The Pursuit of Learning: A Lifelong Process
February 1987

“The Pursuit of Learning: A Lifelong Process,” Ensign, Feb. 1987, 57

The Visiting Teacher:

The Pursuit of Learning:

A Lifelong Process

Objective: To understand our responsibility to continue to learn throughout our lives.

“I now turn the key in your behalf in the name of the Lord, and this Society shall rejoice, and knowledge and intelligence shall flow down from this time henceforth.” So said the Prophet Joseph Smith as he spoke to the sisters gathered at an early Relief Society meeting soon after its organization. (See History of the Church, 4:607.) It is our responsibility to place ourselves in a position to receive that “knowledge and intelligence” that the prophet made clear would be the right and blessing of every worthy sister.

Each of us comes to earth with a specific trait we inherited from our heavenly parents, a natural thirst to continually learn and progress.

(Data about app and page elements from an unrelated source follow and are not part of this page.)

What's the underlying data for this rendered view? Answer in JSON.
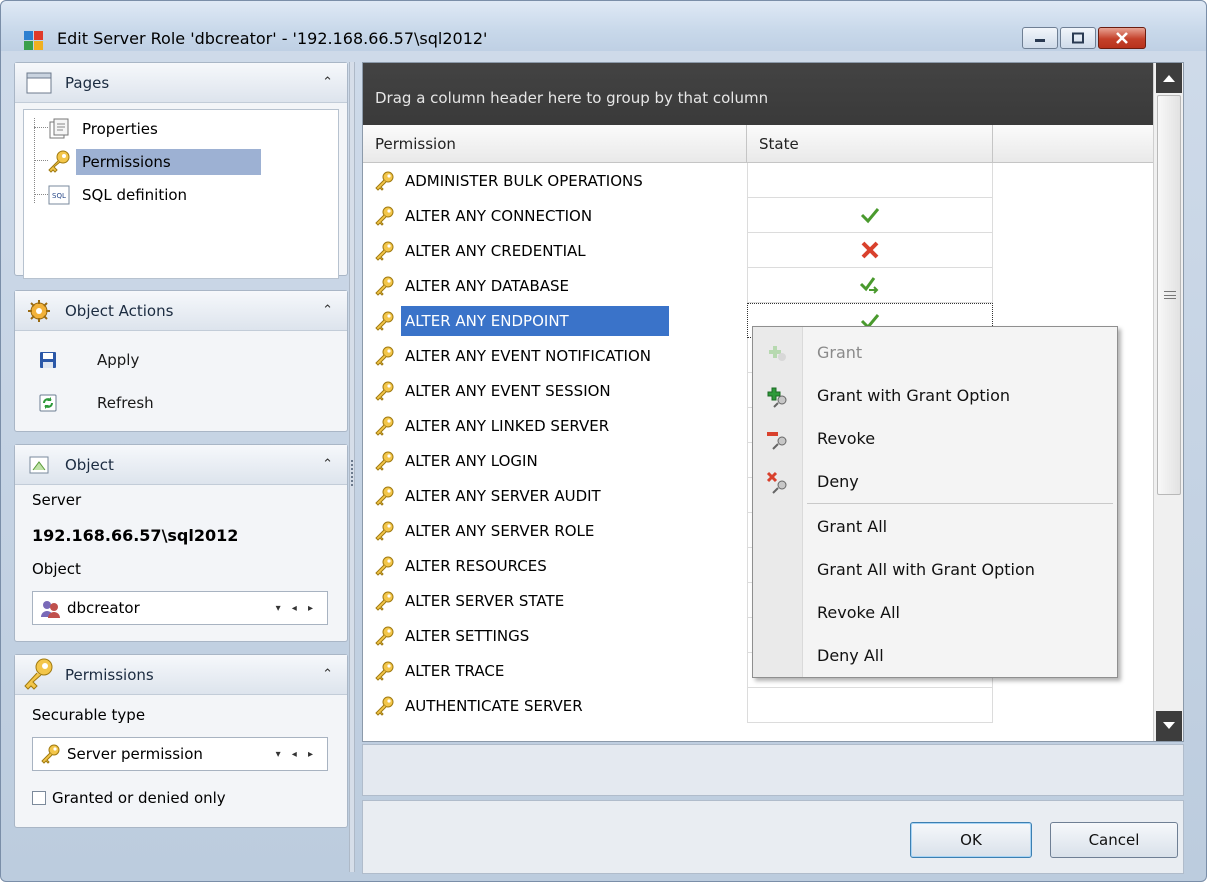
{
  "window": {
    "title": "Edit Server Role 'dbcreator' - '192.168.66.57\\sql2012'"
  },
  "pages_panel": {
    "title": "Pages",
    "items": [
      {
        "label": "Properties",
        "icon": "properties-icon"
      },
      {
        "label": "Permissions",
        "icon": "key-icon",
        "selected": true
      },
      {
        "label": "SQL definition",
        "icon": "sql-icon"
      }
    ]
  },
  "actions_panel": {
    "title": "Object Actions",
    "items": [
      {
        "label": "Apply",
        "icon": "save-icon"
      },
      {
        "label": "Refresh",
        "icon": "refresh-icon"
      }
    ]
  },
  "object_panel": {
    "title": "Object",
    "server_label": "Server",
    "server_value": "192.168.66.57\\sql2012",
    "object_label": "Object",
    "object_value": "dbcreator"
  },
  "permissions_panel": {
    "title": "Permissions",
    "securable_label": "Securable type",
    "securable_value": "Server permission",
    "checkbox_label": "Granted or denied only"
  },
  "grid": {
    "group_hint": "Drag a column header here to group by that column",
    "columns": [
      "Permission",
      "State"
    ],
    "rows": [
      {
        "permission": "ADMINISTER BULK OPERATIONS",
        "state": ""
      },
      {
        "permission": "ALTER ANY CONNECTION",
        "state": "grant"
      },
      {
        "permission": "ALTER ANY CREDENTIAL",
        "state": "deny"
      },
      {
        "permission": "ALTER ANY DATABASE",
        "state": "grant-with-grant"
      },
      {
        "permission": "ALTER ANY ENDPOINT",
        "state": "grant",
        "selected": true
      },
      {
        "permission": "ALTER ANY EVENT NOTIFICATION",
        "state": ""
      },
      {
        "permission": "ALTER ANY EVENT SESSION",
        "state": ""
      },
      {
        "permission": "ALTER ANY LINKED SERVER",
        "state": ""
      },
      {
        "permission": "ALTER ANY LOGIN",
        "state": ""
      },
      {
        "permission": "ALTER ANY SERVER AUDIT",
        "state": ""
      },
      {
        "permission": "ALTER ANY SERVER ROLE",
        "state": ""
      },
      {
        "permission": "ALTER RESOURCES",
        "state": ""
      },
      {
        "permission": "ALTER SERVER STATE",
        "state": ""
      },
      {
        "permission": "ALTER SETTINGS",
        "state": ""
      },
      {
        "permission": "ALTER TRACE",
        "state": ""
      },
      {
        "permission": "AUTHENTICATE SERVER",
        "state": ""
      }
    ]
  },
  "context_menu": {
    "items": [
      {
        "label": "Grant",
        "icon": "grant-icon",
        "disabled": true
      },
      {
        "label": "Grant with Grant Option",
        "icon": "grant-with-grant-icon"
      },
      {
        "label": "Revoke",
        "icon": "revoke-icon"
      },
      {
        "label": "Deny",
        "icon": "deny-icon"
      },
      {
        "label": "Grant All"
      },
      {
        "label": "Grant All with Grant Option"
      },
      {
        "label": "Revoke All"
      },
      {
        "label": "Deny All"
      }
    ]
  },
  "buttons": {
    "ok": "OK",
    "cancel": "Cancel"
  },
  "colors": {
    "selection": "#3a73c9",
    "grant_green": "#4a9a2e",
    "deny_red": "#d9412d"
  }
}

Our Heavenly Father is waiting to bless us with knowledge. “As well might man stretch forth his puny arm to stop the Missouri river in its decreed course, or to turn it up stream, as to hinder the Almighty from pouring down knowledge from heaven upon the heads of the Latter-day Saints.” (D&C 121:33.)

President Gordon B. Hinckley of the First Presidency reminds us that “women today are afforded the same opportunity to study for science, for the professions, and for every other facet of human knowledge. You are as entitled as are men to the Spirit of Christ, which enlightens every man and woman who comes into the world.” President Hinckley counsels women that, even though marriage and family should be their principal priorities, where applicable, they should “pursue educational programs” and also “enhance [their] appreciation of the arts and culture.” (See Ensign, Nov. 1985, p. 89.)

Whatever our current situations, we can seek experiences that will increase our knowledge and enlighten our understanding. We can each make our home a house of learning, surrounding ourselves with the scriptures, good books, uplifting music, and healthful activities. (See D&C 88:119.) We can study our Sunday School and Relief Society lessons weekly, even if we have other callings that prevent us from attending every meeting.

President Spencer W. Kimball said, “We do not desire the women of the Church to be uninformed or ineffective. You will be better mothers and wives, both in this life and in eternity, if you sharpen the skills you have been given and use the talents with which God has blessed you.” (Ensign, Oct. 1979, p. 103.) He also emphasized the need each woman has to study the scriptures, adding, “We want our homes to be blessed with sister scriptorians.” (Ibid., p. 102.)

Some of us may choose formal educational routes of learning. Some will make contributions in science, medicine, or business. Some of us will create art. But all of us have the potential to have a righteous influence in the lives of our families, friends, or students.

As we choose our path through life, we can know if that path is acceptable to God. “If thou shalt ask, thou shalt receive revelation upon revelation, knowledge upon knowledge, that thou mayest know the mysteries and peaceable things—that which bringeth joy, that which bringeth life eternal.” (D&C 42:61.)

Suggestions for Visiting Teachers

  1. What can you do to make your home a “house of learning”?

  2. How does a woman’s love of learning influence those around her?

(See Family Home Evening Resource Book, pp. 200–2 and 225–6 for related materials.)

Illustrated by Beth Maryon Whittaker